Data excerpts:
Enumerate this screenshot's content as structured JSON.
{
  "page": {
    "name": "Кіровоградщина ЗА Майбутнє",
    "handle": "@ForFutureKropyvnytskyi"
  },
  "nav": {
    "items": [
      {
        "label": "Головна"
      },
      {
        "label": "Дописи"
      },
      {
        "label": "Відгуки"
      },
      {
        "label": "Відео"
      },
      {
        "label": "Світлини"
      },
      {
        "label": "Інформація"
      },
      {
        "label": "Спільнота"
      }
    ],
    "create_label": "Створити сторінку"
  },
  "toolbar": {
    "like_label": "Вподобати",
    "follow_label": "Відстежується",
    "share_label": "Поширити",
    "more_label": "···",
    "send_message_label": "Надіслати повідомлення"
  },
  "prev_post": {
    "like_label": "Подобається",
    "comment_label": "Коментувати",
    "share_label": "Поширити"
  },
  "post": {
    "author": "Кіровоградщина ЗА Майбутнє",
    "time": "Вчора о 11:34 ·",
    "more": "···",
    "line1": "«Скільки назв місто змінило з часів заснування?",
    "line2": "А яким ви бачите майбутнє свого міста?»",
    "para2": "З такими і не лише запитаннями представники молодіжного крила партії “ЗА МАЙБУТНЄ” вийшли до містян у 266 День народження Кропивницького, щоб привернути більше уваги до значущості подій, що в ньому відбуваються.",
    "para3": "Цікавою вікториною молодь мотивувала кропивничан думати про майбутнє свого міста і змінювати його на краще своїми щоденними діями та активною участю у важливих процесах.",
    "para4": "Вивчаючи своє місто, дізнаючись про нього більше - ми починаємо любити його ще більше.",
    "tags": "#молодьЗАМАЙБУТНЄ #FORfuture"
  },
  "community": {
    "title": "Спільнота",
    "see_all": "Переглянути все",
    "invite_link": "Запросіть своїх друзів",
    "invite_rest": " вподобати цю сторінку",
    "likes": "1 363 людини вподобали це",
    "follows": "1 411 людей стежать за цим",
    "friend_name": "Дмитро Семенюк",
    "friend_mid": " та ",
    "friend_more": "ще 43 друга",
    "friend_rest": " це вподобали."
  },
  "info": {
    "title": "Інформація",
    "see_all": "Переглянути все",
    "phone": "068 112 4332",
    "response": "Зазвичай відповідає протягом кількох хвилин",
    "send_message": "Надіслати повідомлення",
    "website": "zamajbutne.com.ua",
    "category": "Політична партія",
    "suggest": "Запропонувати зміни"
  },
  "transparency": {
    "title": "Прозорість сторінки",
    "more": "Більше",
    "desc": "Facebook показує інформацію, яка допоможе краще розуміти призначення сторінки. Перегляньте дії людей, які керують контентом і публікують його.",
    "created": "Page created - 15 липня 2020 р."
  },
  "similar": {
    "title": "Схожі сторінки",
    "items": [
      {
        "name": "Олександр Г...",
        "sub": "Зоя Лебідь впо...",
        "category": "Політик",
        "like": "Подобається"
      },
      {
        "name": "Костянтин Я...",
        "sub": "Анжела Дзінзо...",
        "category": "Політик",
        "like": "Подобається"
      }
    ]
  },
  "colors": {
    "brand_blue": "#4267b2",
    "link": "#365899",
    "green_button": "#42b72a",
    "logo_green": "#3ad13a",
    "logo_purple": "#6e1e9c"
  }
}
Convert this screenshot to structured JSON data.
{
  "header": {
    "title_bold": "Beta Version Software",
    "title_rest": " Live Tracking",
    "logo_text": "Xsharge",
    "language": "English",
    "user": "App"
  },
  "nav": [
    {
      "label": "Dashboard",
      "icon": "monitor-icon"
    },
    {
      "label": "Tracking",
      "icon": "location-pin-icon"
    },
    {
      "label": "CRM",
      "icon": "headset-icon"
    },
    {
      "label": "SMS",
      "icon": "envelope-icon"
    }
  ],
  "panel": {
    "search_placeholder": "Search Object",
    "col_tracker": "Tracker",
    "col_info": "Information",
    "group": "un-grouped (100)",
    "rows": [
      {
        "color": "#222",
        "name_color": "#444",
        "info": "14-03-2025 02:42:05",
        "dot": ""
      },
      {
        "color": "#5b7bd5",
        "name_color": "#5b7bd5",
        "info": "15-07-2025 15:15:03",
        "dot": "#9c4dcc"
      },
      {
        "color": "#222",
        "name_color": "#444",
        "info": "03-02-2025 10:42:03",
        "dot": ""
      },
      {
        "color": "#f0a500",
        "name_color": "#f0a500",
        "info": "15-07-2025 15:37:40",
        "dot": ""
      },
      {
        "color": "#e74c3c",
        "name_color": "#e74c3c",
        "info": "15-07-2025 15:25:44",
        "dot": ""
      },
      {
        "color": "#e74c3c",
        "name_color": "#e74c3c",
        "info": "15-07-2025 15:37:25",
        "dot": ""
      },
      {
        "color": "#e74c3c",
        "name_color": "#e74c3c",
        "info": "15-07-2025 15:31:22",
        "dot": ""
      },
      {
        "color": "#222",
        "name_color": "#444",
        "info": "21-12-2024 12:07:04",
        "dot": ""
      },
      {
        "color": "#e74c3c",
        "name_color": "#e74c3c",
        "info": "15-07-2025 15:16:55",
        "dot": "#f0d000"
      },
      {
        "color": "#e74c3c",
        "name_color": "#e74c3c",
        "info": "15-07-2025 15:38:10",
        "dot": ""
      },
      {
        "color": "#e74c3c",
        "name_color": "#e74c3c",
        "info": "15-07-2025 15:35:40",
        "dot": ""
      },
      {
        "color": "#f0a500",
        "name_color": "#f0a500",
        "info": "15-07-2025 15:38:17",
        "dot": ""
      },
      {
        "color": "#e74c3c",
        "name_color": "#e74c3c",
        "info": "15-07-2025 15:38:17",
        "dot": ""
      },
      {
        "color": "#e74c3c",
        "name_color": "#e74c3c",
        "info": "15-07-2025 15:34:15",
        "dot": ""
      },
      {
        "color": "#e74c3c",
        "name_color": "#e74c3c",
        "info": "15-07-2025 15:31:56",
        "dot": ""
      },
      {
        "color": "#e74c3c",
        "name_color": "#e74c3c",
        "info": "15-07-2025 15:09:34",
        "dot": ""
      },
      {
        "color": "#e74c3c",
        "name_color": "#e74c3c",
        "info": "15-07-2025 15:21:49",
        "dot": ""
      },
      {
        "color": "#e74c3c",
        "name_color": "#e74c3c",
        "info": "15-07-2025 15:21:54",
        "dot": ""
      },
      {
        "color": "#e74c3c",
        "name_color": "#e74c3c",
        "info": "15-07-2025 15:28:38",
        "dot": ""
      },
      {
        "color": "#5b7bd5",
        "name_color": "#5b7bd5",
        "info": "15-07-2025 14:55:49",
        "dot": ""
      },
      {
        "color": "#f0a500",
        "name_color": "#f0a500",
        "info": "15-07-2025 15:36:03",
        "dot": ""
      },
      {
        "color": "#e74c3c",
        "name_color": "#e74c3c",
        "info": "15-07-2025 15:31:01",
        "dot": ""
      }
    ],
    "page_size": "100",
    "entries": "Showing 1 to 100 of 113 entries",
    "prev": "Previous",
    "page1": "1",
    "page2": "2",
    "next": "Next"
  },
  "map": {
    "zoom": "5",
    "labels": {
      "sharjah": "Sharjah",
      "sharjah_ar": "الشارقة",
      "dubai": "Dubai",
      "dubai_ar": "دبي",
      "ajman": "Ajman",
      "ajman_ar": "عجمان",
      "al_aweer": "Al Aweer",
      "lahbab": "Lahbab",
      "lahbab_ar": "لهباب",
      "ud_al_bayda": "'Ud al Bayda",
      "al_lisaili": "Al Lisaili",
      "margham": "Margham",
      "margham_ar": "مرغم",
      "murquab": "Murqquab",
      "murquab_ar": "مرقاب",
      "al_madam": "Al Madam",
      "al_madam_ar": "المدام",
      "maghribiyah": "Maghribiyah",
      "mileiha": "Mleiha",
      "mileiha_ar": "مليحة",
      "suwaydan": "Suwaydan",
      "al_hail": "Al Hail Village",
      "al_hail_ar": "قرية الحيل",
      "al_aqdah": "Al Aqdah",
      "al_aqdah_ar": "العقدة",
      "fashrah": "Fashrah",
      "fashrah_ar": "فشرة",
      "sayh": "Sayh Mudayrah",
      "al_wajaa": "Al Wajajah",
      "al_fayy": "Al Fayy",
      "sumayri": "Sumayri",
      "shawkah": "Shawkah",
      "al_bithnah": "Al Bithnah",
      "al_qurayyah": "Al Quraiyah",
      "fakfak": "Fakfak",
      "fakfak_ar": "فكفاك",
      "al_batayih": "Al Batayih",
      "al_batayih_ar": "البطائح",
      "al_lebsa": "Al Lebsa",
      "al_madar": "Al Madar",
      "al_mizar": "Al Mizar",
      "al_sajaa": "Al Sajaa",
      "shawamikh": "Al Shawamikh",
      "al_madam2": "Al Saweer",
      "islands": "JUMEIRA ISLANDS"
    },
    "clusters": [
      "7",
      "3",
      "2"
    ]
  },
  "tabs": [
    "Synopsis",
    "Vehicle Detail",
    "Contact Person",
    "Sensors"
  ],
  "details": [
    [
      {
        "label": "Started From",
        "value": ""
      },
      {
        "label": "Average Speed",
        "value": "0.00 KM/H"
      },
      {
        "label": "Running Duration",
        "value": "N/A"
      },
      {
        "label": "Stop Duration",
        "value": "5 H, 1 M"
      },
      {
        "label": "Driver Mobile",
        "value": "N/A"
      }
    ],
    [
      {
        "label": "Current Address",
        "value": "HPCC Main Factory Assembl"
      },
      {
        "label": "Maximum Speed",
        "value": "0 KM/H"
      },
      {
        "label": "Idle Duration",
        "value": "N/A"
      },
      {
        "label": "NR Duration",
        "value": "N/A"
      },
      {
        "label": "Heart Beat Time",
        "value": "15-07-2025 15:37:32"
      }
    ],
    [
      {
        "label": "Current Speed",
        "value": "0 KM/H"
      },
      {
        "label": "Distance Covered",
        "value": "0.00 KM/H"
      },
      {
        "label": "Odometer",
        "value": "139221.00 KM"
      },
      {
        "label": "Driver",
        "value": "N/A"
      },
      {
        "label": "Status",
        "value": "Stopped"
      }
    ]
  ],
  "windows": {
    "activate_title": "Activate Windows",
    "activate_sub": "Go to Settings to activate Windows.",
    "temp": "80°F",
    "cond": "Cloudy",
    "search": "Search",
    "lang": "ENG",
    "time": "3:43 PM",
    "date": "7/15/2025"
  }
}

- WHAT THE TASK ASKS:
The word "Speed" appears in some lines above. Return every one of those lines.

- ANSWER TO THE PROBLEM:
        "label": "Average Speed",
        "label": "Maximum Speed",
        "label": "Current Speed",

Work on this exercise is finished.